John’s plan, much to his chagrin, was ruled out almost immediately. Harold cited passages from various child development books about socialization and pecking orders and synoptic passageways. But the kill order was Grace.

“I’m not a teacher.” And she calmly told them that while she happily donned the unexpected mantle of motherhood, this wasn’t on the table.

So they settled for a magnet school technically under the public school’s domain but with an excellent teaching staff and a small student to teacher ratio. Getting her in was only a matter of keystrokes for Harold, and John watched as Harold produced a list of supplies and a helpful brochure for first time parents.

“Will I get a lunchbox?” Leila, unlike the adults in her family, was much more concerned with the important details. John swung her up onto his shoulders. “I want it to be red.”

“Kindergarten is only half days, sunshine. You’ll still be eating lunch at home with Grace and Harold,” he said. From on top of his shoulders Leila squirmed. She was growing fast for her age and sprouting like a beanpole, all legs and arms constantly in motion around a little frog belly.

Harold, always the voice of reason, stepped in. “You can have a lunchbox next year.”

“Okay,” she said, and playfully kicked her legs into the air. John envied this about Harold. While Leila listened to him and Grace, she listened to Harold, hung onto his every word.
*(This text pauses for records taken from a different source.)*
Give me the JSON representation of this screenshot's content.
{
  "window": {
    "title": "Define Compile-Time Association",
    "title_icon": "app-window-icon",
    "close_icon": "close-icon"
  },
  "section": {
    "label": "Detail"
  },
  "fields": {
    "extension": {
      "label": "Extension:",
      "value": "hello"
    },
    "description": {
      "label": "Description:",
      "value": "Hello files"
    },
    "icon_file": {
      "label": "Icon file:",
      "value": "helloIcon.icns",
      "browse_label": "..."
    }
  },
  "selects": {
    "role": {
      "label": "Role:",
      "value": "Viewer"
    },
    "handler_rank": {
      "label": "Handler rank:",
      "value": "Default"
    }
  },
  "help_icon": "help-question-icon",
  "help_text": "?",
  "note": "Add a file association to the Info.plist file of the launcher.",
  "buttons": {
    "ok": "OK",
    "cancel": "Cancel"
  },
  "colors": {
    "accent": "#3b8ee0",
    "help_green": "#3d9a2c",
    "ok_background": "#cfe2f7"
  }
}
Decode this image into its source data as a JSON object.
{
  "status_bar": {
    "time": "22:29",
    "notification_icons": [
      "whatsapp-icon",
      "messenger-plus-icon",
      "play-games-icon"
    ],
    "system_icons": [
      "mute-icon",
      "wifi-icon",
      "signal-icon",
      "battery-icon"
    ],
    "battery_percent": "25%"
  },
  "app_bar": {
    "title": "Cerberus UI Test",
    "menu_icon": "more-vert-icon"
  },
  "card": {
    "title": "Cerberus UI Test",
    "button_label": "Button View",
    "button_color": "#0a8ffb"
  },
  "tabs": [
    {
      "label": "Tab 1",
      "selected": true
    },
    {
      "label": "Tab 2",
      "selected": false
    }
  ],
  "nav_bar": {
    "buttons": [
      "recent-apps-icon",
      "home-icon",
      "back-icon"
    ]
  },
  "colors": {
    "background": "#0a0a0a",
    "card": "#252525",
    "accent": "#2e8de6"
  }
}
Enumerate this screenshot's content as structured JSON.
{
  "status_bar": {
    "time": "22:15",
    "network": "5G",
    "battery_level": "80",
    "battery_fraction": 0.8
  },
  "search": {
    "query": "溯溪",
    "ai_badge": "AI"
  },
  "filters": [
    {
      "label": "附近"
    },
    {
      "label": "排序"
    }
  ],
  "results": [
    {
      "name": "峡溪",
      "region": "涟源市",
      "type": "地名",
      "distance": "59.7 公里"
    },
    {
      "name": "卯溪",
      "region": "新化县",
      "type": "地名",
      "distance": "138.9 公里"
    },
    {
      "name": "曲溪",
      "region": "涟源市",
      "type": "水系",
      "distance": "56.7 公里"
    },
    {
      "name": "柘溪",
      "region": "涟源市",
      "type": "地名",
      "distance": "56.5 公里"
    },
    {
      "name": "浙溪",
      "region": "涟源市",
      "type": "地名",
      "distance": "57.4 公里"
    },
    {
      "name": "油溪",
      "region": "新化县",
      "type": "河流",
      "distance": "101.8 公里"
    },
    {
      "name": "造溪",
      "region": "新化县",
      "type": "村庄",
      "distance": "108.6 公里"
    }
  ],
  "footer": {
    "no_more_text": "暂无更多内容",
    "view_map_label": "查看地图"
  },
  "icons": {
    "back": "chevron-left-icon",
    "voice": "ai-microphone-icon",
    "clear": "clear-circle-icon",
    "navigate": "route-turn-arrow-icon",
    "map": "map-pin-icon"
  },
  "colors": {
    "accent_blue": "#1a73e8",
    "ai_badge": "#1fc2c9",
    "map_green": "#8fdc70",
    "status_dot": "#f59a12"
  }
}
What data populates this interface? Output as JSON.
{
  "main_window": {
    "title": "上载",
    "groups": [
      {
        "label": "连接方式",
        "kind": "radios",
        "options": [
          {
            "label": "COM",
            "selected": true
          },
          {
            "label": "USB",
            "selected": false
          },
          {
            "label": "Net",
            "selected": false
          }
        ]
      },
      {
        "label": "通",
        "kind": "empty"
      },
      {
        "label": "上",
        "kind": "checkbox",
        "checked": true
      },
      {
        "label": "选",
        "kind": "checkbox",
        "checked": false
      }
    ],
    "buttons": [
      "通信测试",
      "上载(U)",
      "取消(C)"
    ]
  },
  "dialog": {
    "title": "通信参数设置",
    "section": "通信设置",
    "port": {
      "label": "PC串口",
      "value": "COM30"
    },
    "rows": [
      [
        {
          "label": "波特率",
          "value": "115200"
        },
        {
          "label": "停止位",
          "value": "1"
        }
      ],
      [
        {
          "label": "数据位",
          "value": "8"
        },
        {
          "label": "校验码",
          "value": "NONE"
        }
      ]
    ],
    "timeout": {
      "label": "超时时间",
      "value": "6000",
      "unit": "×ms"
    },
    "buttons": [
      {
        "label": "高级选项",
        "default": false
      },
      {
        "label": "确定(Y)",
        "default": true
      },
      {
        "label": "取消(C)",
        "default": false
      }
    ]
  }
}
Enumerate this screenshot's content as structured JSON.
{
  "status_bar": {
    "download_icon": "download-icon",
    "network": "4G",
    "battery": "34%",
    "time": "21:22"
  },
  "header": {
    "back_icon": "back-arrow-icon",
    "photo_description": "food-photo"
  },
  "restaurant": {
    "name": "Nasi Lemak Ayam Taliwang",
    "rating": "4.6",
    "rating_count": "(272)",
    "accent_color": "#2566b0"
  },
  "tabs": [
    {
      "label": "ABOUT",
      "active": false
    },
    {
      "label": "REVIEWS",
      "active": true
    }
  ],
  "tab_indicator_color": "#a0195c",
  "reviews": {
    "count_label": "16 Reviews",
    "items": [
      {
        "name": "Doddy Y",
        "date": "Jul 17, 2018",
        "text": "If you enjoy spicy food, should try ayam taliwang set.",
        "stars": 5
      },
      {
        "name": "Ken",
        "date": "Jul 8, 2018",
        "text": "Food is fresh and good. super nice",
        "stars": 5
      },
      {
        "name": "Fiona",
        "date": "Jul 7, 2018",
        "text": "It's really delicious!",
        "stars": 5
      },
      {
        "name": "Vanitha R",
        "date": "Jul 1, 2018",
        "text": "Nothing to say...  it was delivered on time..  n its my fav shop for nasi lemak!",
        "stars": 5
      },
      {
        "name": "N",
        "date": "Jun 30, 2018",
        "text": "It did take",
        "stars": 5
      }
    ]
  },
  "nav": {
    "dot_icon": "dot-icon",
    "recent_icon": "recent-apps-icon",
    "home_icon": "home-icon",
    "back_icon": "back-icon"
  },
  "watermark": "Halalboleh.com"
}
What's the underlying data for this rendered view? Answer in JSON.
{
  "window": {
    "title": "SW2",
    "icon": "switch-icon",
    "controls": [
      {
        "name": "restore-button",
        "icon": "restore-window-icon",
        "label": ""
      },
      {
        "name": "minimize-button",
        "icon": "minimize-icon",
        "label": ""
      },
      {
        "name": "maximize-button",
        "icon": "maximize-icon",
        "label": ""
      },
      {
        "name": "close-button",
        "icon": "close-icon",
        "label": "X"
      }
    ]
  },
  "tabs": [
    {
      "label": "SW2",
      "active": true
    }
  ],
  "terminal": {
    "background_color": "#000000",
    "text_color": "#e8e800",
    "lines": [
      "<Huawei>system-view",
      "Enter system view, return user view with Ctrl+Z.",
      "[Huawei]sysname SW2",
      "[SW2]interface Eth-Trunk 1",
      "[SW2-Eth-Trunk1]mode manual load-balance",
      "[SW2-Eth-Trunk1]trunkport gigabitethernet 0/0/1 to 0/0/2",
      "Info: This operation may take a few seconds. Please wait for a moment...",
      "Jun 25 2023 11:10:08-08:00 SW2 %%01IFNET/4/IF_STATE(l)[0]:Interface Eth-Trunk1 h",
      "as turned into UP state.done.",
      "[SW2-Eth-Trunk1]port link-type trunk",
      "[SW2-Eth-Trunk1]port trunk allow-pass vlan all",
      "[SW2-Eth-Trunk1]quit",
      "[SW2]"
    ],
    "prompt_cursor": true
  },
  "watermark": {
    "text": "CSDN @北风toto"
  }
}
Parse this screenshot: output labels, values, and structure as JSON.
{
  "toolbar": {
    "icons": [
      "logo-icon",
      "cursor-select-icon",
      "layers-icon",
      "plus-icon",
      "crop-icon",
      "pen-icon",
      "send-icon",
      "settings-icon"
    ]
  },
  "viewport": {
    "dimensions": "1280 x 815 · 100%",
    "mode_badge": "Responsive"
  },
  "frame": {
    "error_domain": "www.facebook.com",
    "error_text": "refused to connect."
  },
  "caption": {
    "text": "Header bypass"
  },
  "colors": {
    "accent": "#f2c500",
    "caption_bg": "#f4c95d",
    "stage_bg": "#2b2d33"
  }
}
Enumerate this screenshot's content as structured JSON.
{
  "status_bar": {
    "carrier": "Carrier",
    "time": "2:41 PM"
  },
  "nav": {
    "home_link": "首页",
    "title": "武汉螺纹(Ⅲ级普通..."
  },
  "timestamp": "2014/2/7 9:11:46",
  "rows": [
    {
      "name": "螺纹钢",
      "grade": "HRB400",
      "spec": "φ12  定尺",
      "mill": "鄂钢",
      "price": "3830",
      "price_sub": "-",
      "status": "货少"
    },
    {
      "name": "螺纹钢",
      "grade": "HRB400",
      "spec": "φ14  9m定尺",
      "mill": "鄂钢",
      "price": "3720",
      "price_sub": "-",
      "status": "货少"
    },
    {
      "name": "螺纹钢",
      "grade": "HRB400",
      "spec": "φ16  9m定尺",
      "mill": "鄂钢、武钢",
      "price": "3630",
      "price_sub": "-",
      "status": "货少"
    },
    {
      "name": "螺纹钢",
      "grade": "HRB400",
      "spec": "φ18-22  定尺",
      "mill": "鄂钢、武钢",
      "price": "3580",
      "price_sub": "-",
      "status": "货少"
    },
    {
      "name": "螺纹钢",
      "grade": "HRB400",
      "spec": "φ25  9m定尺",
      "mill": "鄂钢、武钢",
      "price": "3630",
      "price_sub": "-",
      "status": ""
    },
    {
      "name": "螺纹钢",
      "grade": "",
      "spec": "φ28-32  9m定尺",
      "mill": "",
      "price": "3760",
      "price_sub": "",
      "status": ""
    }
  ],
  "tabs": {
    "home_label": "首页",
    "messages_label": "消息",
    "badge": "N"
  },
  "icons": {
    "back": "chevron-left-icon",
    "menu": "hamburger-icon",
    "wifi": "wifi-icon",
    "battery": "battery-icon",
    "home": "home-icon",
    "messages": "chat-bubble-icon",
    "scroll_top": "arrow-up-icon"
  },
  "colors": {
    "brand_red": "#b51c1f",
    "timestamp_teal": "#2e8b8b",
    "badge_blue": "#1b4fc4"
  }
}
It could be half an hour before nap time and a snack too late and where John would get a pout and the bubbling start of a temper tantrum, Harold would get a solemn nod.

They were at the loft. They’d expanded the apartment to fit them more comfortably, an extra bedroom for Leila, and a master bath for Grace. But it would always be the loft. It was a soft Saturday morning in May and the line of expansive windows that looked over the park were now Leila’s favorite part of the house. He’d been with her around them at first, at the level of exposure they represented, but he loved watching her press her face to the glass and point at the people below. To her they were just windows.

He walked over to the sofa and began to tip slowly towards it. Still on his shoulders, Leila squealed until he safely dropped her onto a cushion and placed a kiss on her blonde head.

Grace sauntered in from the bathroom with a towel around her shoulders, draped in a powder blue silk dressing gown, and smelling like tea tree oil shampoo. She’d cut her hair again, this time curly and shoulder length, but she’d kept the gold color she’d started dyeing it after she’d come to them. She matched Leila and even though it was artificial, it was endearing.

“You still have all summer before you start, cupcake,” she said, and sat down next to Leila and handed her a bright red plastic hair brush. Leila’s face lit up. She loved combing Grace’s hair. Watching her try to be gentle with Grace’s hair, watching her little face compress with concentration as she hit a snarl, fascinated him. John didn’t quite understand the ritual of it, but he loved watching them; two beautiful women in his life he didn’t deserve.

Harold touched his shoulder, a gentle pressure. “Your breakfast is getting cold, John”

John smiled. “It can wait.”